Count how many lines of the material below have the word "content" and give only the number.
[Given records Boundary: Start]
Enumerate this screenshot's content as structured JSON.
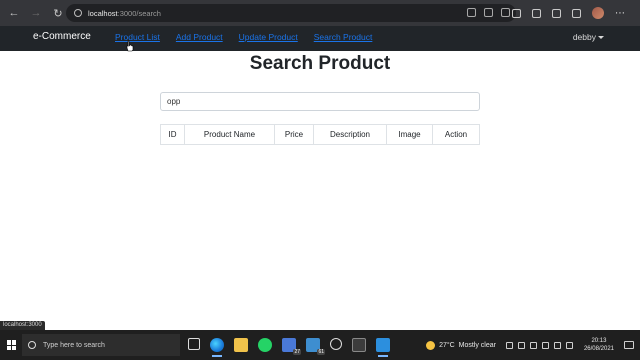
{
  "browser": {
    "url_host": "localhost",
    "url_path": ":3000/search",
    "back_icon": "arrow-left-icon",
    "forward_icon": "arrow-right-icon",
    "reload_icon": "reload-icon"
  },
  "navbar": {
    "brand": "e-Commerce",
    "links": [
      "Product List",
      "Add Product",
      "Update Product",
      "Search Product"
    ],
    "user": "debby"
  },
  "page": {
    "title": "Search Product",
    "search_value": "opp"
  },
  "table": {
    "headers": [
      "ID",
      "Product Name",
      "Price",
      "Description",
      "Image",
      "Action"
    ]
  },
  "status_url": "localhost:3000",
  "taskbar": {
    "search_placeholder": "Type here to search",
    "badge_1": "27",
    "badge_2": "61",
    "temperature": "27°C",
    "weather": "Mostly clear",
    "time": "20:13",
    "date": "26/08/2021"
  },
  "colors": {
    "navbar_bg": "#212529",
    "link": "#1a73e8",
    "browser_bg": "#35363a",
    "taskbar_bg": "#1f1f1f"
  }
}
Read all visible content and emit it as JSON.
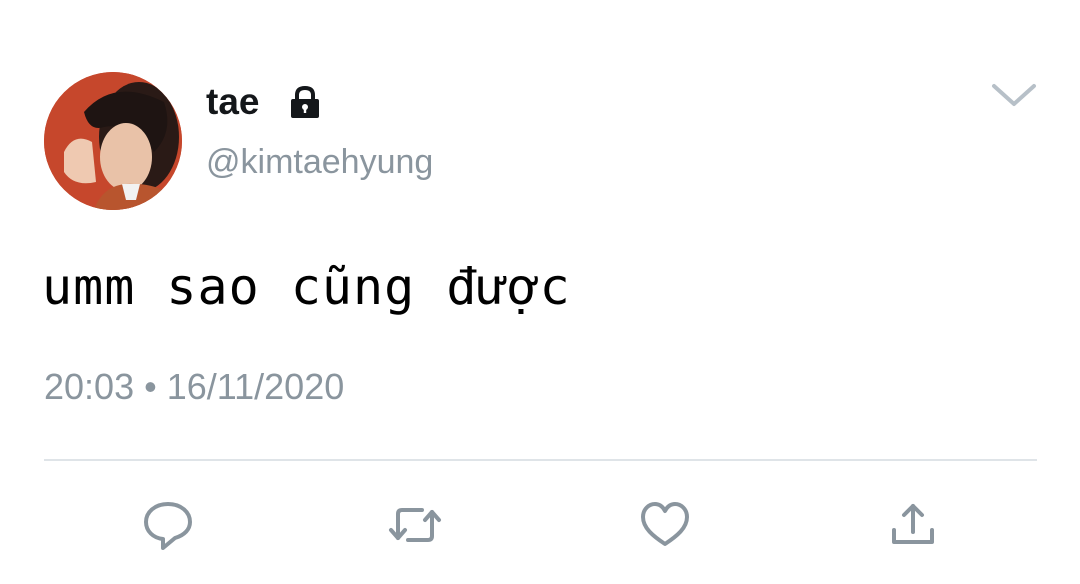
{
  "tweet": {
    "display_name": "tae",
    "handle": "@kimtaehyung",
    "text": "umm sao cũng được",
    "time": "20:03",
    "separator": "•",
    "date": "16/11/2020"
  },
  "icons": {
    "protected": "lock-icon",
    "menu": "chevron-down-icon",
    "actions": [
      "reply-icon",
      "retweet-icon",
      "like-icon",
      "share-icon"
    ]
  },
  "colors": {
    "primary_text": "#14171a",
    "secondary_text": "#8a959e",
    "divider": "#dfe4e8",
    "icon": "#8a959e"
  }
}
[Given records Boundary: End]
## Response area
2